_PROBLEM_.
Look through the data that follows and copy each line with the string "Assignments".

━━━━━━━━

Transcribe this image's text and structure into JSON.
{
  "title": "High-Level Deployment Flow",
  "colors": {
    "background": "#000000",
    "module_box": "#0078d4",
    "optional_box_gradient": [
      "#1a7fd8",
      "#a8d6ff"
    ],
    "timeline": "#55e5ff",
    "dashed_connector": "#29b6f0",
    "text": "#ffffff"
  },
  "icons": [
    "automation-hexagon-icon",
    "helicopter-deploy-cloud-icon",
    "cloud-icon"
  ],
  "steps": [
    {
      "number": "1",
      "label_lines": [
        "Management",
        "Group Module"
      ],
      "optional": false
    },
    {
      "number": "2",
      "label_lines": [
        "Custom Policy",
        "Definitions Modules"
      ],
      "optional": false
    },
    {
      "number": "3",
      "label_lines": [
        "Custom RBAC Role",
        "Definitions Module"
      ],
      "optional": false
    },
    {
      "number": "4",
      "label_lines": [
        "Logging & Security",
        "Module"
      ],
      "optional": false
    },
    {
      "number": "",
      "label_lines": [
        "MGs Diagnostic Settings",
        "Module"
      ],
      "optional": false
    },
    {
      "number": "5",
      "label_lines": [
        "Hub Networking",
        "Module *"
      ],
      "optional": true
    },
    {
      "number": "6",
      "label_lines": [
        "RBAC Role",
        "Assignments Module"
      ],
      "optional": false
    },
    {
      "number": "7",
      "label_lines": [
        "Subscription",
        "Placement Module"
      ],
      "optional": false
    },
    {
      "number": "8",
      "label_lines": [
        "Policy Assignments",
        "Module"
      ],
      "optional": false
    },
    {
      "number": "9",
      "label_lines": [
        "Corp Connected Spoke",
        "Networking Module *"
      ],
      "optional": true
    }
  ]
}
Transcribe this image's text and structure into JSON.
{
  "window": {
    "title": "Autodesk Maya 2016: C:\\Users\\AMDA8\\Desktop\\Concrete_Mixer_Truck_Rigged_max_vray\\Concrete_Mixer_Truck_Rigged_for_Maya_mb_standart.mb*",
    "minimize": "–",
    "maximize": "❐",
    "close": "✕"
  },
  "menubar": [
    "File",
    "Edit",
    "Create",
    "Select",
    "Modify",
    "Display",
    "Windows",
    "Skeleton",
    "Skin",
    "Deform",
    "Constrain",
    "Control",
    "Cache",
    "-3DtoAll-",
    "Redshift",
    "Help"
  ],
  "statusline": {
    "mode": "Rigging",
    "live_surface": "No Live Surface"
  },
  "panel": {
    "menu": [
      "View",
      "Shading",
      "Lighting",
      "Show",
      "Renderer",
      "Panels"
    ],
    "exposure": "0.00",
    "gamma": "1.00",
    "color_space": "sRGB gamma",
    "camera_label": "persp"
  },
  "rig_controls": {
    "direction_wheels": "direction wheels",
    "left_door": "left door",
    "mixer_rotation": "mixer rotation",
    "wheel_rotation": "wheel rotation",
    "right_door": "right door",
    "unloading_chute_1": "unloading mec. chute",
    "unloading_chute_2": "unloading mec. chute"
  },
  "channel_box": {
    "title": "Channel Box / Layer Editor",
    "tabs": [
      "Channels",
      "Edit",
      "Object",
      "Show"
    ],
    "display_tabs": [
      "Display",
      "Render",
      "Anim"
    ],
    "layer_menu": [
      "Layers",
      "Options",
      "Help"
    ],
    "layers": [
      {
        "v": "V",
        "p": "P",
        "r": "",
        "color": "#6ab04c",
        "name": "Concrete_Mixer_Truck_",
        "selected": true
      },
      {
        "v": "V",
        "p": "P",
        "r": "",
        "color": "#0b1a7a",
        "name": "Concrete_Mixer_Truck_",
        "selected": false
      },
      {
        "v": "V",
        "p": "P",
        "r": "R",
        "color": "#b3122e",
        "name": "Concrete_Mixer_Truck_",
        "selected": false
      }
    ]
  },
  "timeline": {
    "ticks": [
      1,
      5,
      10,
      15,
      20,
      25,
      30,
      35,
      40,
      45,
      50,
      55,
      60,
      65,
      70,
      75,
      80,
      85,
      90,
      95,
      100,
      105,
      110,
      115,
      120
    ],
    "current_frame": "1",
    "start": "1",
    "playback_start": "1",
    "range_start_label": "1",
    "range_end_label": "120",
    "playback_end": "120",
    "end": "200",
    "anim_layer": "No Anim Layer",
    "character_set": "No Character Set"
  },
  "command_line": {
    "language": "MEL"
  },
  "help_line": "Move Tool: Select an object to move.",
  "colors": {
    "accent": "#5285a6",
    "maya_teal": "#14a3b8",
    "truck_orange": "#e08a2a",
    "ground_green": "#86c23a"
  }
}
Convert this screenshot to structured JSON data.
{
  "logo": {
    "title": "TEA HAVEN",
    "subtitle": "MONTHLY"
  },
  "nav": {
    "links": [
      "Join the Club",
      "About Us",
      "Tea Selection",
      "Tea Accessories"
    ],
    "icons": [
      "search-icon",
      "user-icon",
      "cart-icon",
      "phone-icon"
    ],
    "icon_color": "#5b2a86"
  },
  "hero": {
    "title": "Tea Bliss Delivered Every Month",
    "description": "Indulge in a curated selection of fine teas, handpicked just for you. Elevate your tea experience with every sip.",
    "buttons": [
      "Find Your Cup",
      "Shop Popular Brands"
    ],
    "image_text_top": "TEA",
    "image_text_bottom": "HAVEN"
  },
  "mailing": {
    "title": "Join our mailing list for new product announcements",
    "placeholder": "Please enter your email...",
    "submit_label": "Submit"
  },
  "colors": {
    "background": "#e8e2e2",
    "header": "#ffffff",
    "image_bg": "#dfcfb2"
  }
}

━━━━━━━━

_RESULT_.
        "Assignments Module"
        "Policy Assignments",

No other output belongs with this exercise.